- Opening Delimiter -

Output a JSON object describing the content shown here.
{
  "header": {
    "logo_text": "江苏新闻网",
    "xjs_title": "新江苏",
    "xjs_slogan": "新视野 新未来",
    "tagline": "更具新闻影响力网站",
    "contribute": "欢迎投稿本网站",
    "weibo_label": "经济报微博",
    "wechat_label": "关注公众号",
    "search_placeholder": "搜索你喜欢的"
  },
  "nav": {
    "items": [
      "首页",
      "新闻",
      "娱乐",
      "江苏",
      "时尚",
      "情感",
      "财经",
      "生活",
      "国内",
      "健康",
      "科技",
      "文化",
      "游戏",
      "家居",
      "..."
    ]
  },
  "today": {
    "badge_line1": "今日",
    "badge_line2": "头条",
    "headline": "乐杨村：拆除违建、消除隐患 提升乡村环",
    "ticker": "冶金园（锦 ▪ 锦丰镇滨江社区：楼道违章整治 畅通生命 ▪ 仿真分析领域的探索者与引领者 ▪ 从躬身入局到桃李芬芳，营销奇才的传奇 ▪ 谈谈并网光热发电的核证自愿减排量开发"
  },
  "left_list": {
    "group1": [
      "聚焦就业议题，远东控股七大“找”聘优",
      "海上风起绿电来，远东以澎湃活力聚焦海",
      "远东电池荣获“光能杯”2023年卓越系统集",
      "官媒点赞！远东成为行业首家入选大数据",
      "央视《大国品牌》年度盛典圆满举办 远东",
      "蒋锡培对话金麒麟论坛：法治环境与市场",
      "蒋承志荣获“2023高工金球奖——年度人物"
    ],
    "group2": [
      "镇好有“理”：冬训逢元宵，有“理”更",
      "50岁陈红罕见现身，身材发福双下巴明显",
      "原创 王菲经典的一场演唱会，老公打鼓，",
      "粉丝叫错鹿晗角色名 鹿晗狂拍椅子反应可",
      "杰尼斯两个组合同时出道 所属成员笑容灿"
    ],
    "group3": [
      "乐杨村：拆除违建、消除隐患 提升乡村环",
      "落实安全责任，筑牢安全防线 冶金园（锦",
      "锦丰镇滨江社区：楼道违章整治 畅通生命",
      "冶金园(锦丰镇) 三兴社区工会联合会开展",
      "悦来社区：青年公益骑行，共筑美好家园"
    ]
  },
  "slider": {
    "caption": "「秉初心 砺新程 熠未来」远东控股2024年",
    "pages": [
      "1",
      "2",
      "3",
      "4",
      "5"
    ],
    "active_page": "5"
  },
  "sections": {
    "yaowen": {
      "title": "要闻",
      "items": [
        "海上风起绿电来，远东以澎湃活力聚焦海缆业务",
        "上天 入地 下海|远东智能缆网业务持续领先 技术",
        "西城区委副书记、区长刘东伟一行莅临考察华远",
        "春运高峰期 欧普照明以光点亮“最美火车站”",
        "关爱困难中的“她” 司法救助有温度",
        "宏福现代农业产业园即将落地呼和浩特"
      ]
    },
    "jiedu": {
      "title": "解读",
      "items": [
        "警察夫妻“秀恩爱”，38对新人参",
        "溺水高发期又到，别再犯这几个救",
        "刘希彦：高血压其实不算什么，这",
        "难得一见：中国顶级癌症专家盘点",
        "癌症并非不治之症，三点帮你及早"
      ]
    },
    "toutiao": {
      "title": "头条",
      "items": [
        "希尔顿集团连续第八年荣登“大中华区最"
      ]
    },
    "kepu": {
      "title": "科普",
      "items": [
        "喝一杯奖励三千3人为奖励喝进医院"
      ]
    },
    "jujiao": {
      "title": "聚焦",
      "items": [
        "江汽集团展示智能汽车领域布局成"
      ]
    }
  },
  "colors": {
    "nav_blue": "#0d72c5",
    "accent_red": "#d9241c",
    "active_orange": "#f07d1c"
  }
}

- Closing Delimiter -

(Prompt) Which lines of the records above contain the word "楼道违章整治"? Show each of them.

(Exercise response)
    "ticker": "冶金园（锦 ▪ 锦丰镇滨江社区：楼道违章整治 畅通生命 ▪ 仿真分析领域的探索者与引领者 ▪ 从躬身入局到桃李芬芳，营销奇才的传奇 ▪ 谈谈并网光热发电的核证自愿减排量开发"
      "锦丰镇滨江社区：楼道违章整治 畅通生命",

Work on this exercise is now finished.